Digital Disruption in Telecom, Part 2: The Power Shift of Digital Identity and Blockchain
This is part two in a three-part series on digital disruption in the telecom industry. Read the first installment here and stay tuned next week for the third and final installment.
The GSMA defines digital identity as “the electronically captured and stored credentials that uniquely identify a person.” in other words, your digital accounts are what make you you online—no one else has your phone number, email address or social media profiles.
The idea behind digital identity is to link all your digital accounts into one universally verified account. Many solutions use a combination of static data like phone numbers and passwords, along with other data inputs like biometrics and digital footprints, for identity verification. Once you’ve logged in, you can access any other linked digital account without logging in again. It’s more convenient—but because of its universal aspect, it also needs to be more secure.
Any digital account—especially one that centralizes control of several other accounts—is at risk of being compromised. According to the Breach Level Index from Gemalto, over 3.3 billion customer records were compromised through data breaches by mid-year 2018. High-profile data breaches like Experian in the United States have left consumers doubting the security of their digital information.
That’s where blockchain comes in. According to Gartner, blockchain is “an expanding list of cryptographically signed, irrevocable transactional records shared by all participants in a network.” Transactions are independently verified by parties along the blockchain instead of being verified by one institution, and can be traced back to any event in the chain. This makes it far more secure than current models because there are multiple points of verification.
Several countries have already started to apply blockchain to digital identity, like Estonia, the United Kingdom, Ghana, Kenya and the United Arab Emirates. In Estonia, each citizen is assigned a state-issued digital identity, and can access government services online that are secured by blockchain.
And mobile has become a key part of digital identity. GSMA predicts that mobile will be a leading digital identity solution, as 3 billion people will choose mobile as their primary source of identification. In fact, in Estonia, citizens can buy a car on their mobile phone and have it delivered to their home.

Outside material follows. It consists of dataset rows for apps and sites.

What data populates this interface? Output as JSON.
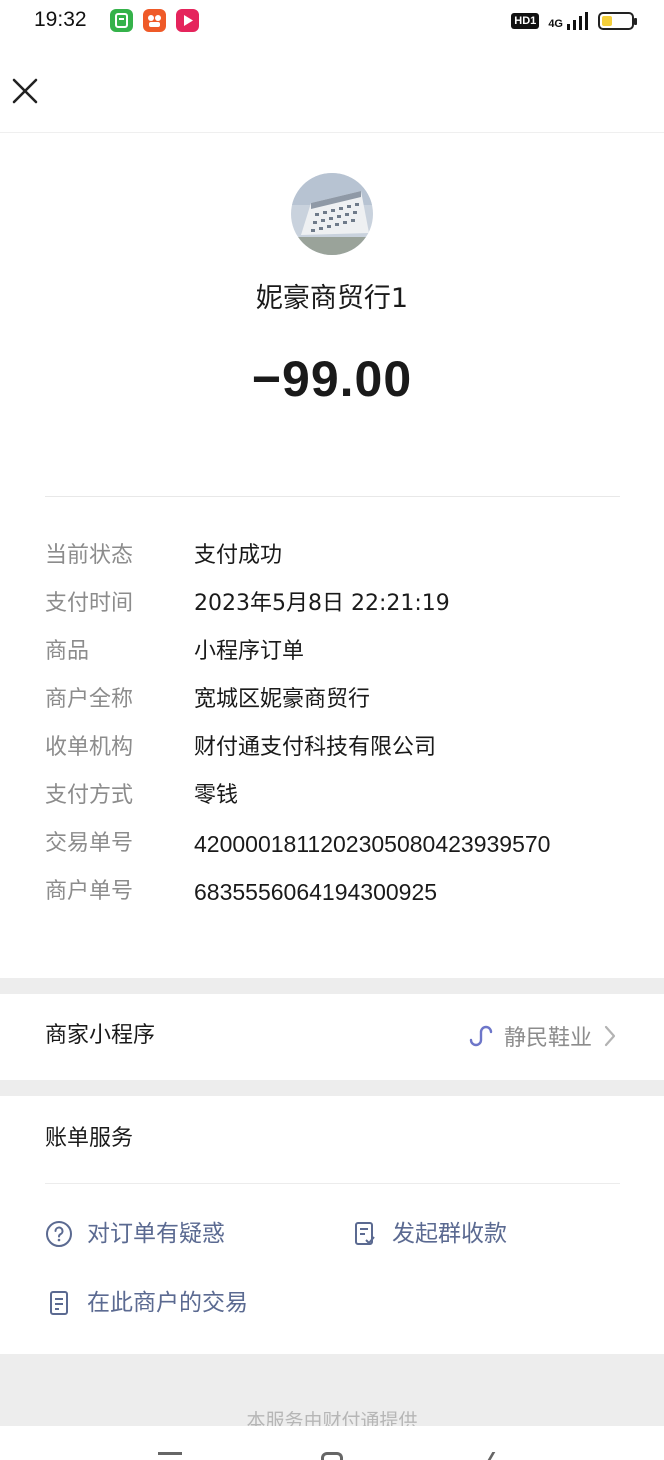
{
  "status_bar": {
    "time": "19:32",
    "apps": [
      {
        "icon": "wechat-app-icon",
        "color": "#35b24a"
      },
      {
        "icon": "taobao-app-icon",
        "color": "#ef5a28"
      },
      {
        "icon": "video-app-icon",
        "color": "#e5245c"
      }
    ],
    "hd_badge": "HD1",
    "network": "4G",
    "battery_level": 0.35,
    "battery_color": "#f4cf3b"
  },
  "header": {
    "close_icon": "close-icon"
  },
  "merchant": {
    "name": "妮豪商贸行1",
    "amount": "−99.00"
  },
  "details": [
    {
      "label": "当前状态",
      "value": "支付成功"
    },
    {
      "label": "支付时间",
      "value": "2023年5月8日 22:21:19"
    },
    {
      "label": "商品",
      "value": "小程序订单"
    },
    {
      "label": "商户全称",
      "value": "宽城区妮豪商贸行"
    },
    {
      "label": "收单机构",
      "value": "财付通支付科技有限公司"
    },
    {
      "label": "支付方式",
      "value": "零钱"
    },
    {
      "label": "交易单号",
      "value": "4200001811202305080423939570"
    },
    {
      "label": "商户单号",
      "value": "6835556064194300925"
    }
  ],
  "mini_program": {
    "label": "商家小程序",
    "value": "静民鞋业",
    "icon": "mini-program-link-icon",
    "chevron": "chevron-right-icon"
  },
  "bill_services": {
    "title": "账单服务",
    "items": [
      {
        "label": "对订单有疑惑",
        "icon": "question-circle-icon"
      },
      {
        "label": "发起群收款",
        "icon": "group-collect-icon"
      },
      {
        "label": "在此商户的交易",
        "icon": "document-list-icon"
      }
    ]
  },
  "footer": {
    "text": "本服务由财付通提供"
  },
  "colors": {
    "link_blue": "#5b6a91",
    "label_gray": "#8c8c8c",
    "band_gray": "#ededed"
  }
}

So how does this relate to our conversation about eSIM and the Internet of Things last week? Well, in the first blog of this series, I talked about how SIM cards are being virtualized into eSIMs. And your eSIM contains one key aspect of your digital identity—your phone number. Consumers will be able to use their mobile phones to authenticate who they are and sign up for a service without having to physically go into a store, because they can digitally verify their identity.
Mobile phones may be the consumers’ choice when it comes to digital identities, but you don’t have to be a human to have a digital identity. For example, when your car pulls into your garage, your car could have an identity, your garage could have an identity, and your garage should open for your car, but not for your next-door neighbor’s car.
As a result, you’re a truly digital citizen in control of what devices you securely connect and the networks you connect to. You can securely link your banking details, your phone, your eSIM, all your personal details to your blockchain. And because the eSIM is on your mobile phone, you can control all of this information securely through your eSIM smartphone.
Sounds futuristic, but in fact, the convergence of these four trends has already started happening, leading to digital customer experience 2.0. We’ll break that down in our final blog post next week.